“Bird Distribution and Migration,” The Book of Knowledge
Ready to go outdoors? The Handbook of Nature study covers birds beginning on page 27, and continuing through page 143. The beginning pages cover feathers, flight, migration, eyes and ears, beaks, feet, songs of birds, attracting birds, the value of birds; the following material covers the individual types of birds.
Basic information from the Cornell Lab of Ornithology.
Annie’s Bird Page
Always a favorite, this page includes information on birds in the Bible, migration, feeding, fun facts, and a variety of activities.
“The Owl and the Pussycat” by Edward Lear
“The Nightingale and Glow-Worm” by William Cowper
“A Bird Came Down” by Emily Dickinson
“The Dalliance of the Eagles” by Walt Whitman
“The Owl” by Alfred Lord Tennyson
“The Eagle” by Alfred Lord Tennyson
Bird Migration Game
Help the wood thrush migrate by answering questions in this interactive game.
Four experiments relating to the flight of birds.
Owl Pellet Dissection Lab
From Home Science Tools. The owl pellets will need to be purchased, but are reasonably priced.
Virtual Owl Pellet Dissection
Or go the virtual route!
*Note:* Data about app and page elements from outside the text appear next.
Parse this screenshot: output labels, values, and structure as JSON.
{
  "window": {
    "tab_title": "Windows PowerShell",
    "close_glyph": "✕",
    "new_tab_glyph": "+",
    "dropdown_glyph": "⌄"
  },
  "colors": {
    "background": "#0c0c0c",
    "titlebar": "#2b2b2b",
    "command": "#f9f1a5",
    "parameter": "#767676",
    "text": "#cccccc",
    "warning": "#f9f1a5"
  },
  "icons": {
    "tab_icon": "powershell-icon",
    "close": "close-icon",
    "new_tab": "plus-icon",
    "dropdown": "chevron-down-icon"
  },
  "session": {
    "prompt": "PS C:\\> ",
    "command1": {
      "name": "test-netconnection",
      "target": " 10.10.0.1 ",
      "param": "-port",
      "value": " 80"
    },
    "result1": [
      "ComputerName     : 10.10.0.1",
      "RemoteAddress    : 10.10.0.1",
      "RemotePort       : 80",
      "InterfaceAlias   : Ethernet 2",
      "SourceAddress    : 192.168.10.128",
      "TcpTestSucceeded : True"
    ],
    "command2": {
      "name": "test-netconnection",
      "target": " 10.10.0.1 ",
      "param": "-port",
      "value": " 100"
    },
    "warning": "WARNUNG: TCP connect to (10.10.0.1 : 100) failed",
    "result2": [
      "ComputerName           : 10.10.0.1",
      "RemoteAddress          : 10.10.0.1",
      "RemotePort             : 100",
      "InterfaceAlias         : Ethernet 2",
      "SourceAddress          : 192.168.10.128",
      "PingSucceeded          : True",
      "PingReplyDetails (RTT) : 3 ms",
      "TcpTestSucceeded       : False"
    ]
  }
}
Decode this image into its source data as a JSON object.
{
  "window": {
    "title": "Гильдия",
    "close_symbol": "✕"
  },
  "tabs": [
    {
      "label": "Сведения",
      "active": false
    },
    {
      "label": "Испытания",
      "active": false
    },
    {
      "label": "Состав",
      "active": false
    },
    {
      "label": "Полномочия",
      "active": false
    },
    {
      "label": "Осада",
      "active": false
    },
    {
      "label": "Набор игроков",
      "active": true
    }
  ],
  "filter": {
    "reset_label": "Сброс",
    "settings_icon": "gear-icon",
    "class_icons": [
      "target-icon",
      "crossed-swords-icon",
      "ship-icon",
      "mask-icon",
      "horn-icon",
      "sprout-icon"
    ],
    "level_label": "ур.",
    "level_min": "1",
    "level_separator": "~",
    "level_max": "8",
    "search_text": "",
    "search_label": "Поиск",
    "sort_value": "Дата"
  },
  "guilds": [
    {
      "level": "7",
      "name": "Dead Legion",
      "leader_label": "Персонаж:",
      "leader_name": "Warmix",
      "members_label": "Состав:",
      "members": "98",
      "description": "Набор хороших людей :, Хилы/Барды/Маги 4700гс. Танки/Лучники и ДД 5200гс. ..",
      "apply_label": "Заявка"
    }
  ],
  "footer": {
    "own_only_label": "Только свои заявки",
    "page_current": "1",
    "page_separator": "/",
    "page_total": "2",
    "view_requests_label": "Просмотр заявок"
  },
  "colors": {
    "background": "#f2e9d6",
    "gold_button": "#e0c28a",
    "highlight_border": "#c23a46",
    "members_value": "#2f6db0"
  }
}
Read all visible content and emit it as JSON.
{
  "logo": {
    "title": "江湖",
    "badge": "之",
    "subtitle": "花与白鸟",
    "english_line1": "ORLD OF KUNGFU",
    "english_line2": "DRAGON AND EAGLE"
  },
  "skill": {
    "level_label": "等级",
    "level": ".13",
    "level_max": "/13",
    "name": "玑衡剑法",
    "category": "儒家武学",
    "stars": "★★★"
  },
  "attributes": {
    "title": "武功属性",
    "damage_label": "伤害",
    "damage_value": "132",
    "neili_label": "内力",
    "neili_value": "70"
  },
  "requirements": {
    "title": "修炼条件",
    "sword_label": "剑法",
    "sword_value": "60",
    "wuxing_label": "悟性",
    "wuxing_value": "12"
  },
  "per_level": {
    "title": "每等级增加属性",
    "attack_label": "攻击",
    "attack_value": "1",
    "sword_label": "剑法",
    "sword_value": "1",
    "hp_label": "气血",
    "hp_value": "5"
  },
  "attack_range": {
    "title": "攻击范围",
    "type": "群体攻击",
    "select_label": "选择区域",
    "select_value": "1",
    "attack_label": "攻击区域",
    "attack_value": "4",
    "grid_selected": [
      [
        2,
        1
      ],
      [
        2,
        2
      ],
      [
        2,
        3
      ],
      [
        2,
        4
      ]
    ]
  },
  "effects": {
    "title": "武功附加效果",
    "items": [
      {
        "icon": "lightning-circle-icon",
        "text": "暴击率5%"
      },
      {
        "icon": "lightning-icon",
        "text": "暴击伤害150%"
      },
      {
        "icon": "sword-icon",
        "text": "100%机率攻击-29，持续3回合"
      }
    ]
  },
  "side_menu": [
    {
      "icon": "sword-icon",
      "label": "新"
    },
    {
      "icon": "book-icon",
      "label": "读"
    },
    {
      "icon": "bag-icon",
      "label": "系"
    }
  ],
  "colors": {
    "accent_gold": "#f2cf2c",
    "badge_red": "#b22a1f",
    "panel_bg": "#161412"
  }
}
More pellet dissections are available from the menu at the top.
Owl Pellet Bone Chart
Helpful for identification.
Owl Pellet Lab Sheet
For older students.
A combination of bingo and birdwatching.
Owl Sounds Download
Download a zipped file of owl calls in MP3 format from Cornell.
Owl Moon by Jane Yolen
“If you go owling, you have to be quiet, that’s what Pa always says.” A young girl out looking for a great horned owl way past her bedtime on a cold winter night – something she waited a long time to do. Wonderful story and beautifully illustrated winner of the Caldecott Medal. “When you go owling you don’t need words or warm or anything but hope. That’s what Pa says.”
Units & Lesson Plans
Audubon: A Mini-Unit
Many, many helpful books, resources and downloads from our Audubon mini-unit including our favorite identification guides, a bird coloring book download from Cornell, and instructions on how to draw birds.
Informational Coloring Pages
For six different types of owl. Great for notebook.
Owl Study Notebooking Page
Nice summary sheet for owls.
Includes space to record the name of the bird, information on its habitat, how to recognize the bird, the food it eats and where it nests. There is a map with a symbol key for recording the bird’s range (year round, summer and winter) and room for a picture/photo of the bird. One of the better bird notebooking pages we’ve come across. From HomeschoolNotebooking.com.
Bird Notebooking Pages
Free set of 50 pages for all things bird.
21-page download includes foldables of all kinds including those for bird observations, anatomy, predators, classifications, eggs, and feathers. From HomeschoolShare.